• **Available data**
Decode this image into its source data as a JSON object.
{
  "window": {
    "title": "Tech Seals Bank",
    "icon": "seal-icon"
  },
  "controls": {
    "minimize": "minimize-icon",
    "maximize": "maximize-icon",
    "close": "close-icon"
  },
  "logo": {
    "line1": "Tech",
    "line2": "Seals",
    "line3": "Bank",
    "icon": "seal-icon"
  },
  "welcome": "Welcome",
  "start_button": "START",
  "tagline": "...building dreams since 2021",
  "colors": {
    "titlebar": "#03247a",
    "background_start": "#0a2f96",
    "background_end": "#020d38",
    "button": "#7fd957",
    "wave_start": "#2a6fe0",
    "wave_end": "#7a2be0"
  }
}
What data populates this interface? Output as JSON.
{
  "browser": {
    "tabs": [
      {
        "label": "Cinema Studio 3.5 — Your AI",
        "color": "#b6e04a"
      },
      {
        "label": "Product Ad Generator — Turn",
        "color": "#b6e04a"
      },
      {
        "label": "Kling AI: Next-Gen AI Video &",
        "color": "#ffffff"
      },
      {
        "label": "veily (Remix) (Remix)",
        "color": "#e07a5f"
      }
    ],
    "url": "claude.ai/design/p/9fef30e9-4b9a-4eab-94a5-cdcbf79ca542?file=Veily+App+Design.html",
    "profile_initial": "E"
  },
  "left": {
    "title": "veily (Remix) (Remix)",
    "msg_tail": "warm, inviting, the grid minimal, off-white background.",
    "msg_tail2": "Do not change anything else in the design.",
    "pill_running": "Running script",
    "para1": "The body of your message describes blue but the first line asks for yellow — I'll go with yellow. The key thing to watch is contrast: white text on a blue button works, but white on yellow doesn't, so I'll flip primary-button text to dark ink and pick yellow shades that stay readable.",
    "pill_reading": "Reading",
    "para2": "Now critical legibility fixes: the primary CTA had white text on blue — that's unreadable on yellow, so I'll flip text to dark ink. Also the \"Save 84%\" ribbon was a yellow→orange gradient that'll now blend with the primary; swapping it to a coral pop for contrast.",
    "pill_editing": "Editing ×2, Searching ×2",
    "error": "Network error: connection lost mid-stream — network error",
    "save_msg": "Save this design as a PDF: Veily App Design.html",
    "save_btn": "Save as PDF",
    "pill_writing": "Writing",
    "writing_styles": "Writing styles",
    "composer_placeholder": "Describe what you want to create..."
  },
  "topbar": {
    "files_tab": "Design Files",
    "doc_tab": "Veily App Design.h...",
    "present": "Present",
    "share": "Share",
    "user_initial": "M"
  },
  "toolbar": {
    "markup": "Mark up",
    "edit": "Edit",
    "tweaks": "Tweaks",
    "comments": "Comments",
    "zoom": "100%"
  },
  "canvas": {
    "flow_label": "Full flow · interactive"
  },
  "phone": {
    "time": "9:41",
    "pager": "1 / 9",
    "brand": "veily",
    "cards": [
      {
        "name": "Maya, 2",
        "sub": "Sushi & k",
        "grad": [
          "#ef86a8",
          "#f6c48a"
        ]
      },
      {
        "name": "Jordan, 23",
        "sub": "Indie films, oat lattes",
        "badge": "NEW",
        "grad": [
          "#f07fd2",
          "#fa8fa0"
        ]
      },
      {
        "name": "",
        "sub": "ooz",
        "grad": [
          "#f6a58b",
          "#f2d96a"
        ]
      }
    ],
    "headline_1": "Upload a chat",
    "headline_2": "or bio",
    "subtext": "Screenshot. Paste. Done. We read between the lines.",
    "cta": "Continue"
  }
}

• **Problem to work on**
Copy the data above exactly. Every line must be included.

• **Exercise output**
Decode this image into its source data as a JSON object.
{
  "window": {
    "title": "Tech Seals Bank",
    "icon": "seal-icon"
  },
  "controls": {
    "minimize": "minimize-icon",
    "maximize": "maximize-icon",
    "close": "close-icon"
  },
  "logo": {
    "line1": "Tech",
    "line2": "Seals",
    "line3": "Bank",
    "icon": "seal-icon"
  },
  "welcome": "Welcome",
  "start_button": "START",
  "tagline": "...building dreams since 2021",
  "colors": {
    "titlebar": "#03247a",
    "background_start": "#0a2f96",
    "background_end": "#020d38",
    "button": "#7fd957",
    "wave_start": "#2a6fe0",
    "wave_end": "#7a2be0"
  }
}
What data populates this interface? Output as JSON.
{
  "browser": {
    "tabs": [
      {
        "label": "Cinema Studio 3.5 — Your AI",
        "color": "#b6e04a"
      },
      {
        "label": "Product Ad Generator — Turn",
        "color": "#b6e04a"
      },
      {
        "label": "Kling AI: Next-Gen AI Video &",
        "color": "#ffffff"
      },
      {
        "label": "veily (Remix) (Remix)",
        "color": "#e07a5f"
      }
    ],
    "url": "claude.ai/design/p/9fef30e9-4b9a-4eab-94a5-cdcbf79ca542?file=Veily+App+Design.html",
    "profile_initial": "E"
  },
  "left": {
    "title": "veily (Remix) (Remix)",
    "msg_tail": "warm, inviting, the grid minimal, off-white background.",
    "msg_tail2": "Do not change anything else in the design.",
    "pill_running": "Running script",
    "para1": "The body of your message describes blue but the first line asks for yellow — I'll go with yellow. The key thing to watch is contrast: white text on a blue button works, but white on yellow doesn't, so I'll flip primary-button text to dark ink and pick yellow shades that stay readable.",
    "pill_reading": "Reading",
    "para2": "Now critical legibility fixes: the primary CTA had white text on blue — that's unreadable on yellow, so I'll flip text to dark ink. Also the \"Save 84%\" ribbon was a yellow→orange gradient that'll now blend with the primary; swapping it to a coral pop for contrast.",
    "pill_editing": "Editing ×2, Searching ×2",
    "error": "Network error: connection lost mid-stream — network error",
    "save_msg": "Save this design as a PDF: Veily App Design.html",
    "save_btn": "Save as PDF",
    "pill_writing": "Writing",
    "writing_styles": "Writing styles",
    "composer_placeholder": "Describe what you want to create..."
  },
  "topbar": {
    "files_tab": "Design Files",
    "doc_tab": "Veily App Design.h...",
    "present": "Present",
    "share": "Share",
    "user_initial": "M"
  },
  "toolbar": {
    "markup": "Mark up",
    "edit": "Edit",
    "tweaks": "Tweaks",
    "comments": "Comments",
    "zoom": "100%"
  },
  "canvas": {
    "flow_label": "Full flow · interactive"
  },
  "phone": {
    "time": "9:41",
    "pager": "1 / 9",
    "brand": "veily",
    "cards": [
      {
        "name": "Maya, 2",
        "sub": "Sushi & k",
        "grad": [
          "#ef86a8",
          "#f6c48a"
        ]
      },
      {
        "name": "Jordan, 23",
        "sub": "Indie films, oat lattes",
        "badge": "NEW",
        "grad": [
          "#f07fd2",
          "#fa8fa0"
        ]
      },
      {
        "name": "",
        "sub": "ooz",
        "grad": [
          "#f6a58b",
          "#f2d96a"
        ]
      }
    ],
    "headline_1": "Upload a chat",
    "headline_2": "or bio",
    "subtext": "Screenshot. Paste. Done. We read between the lines.",
    "cta": "Continue"
  }
}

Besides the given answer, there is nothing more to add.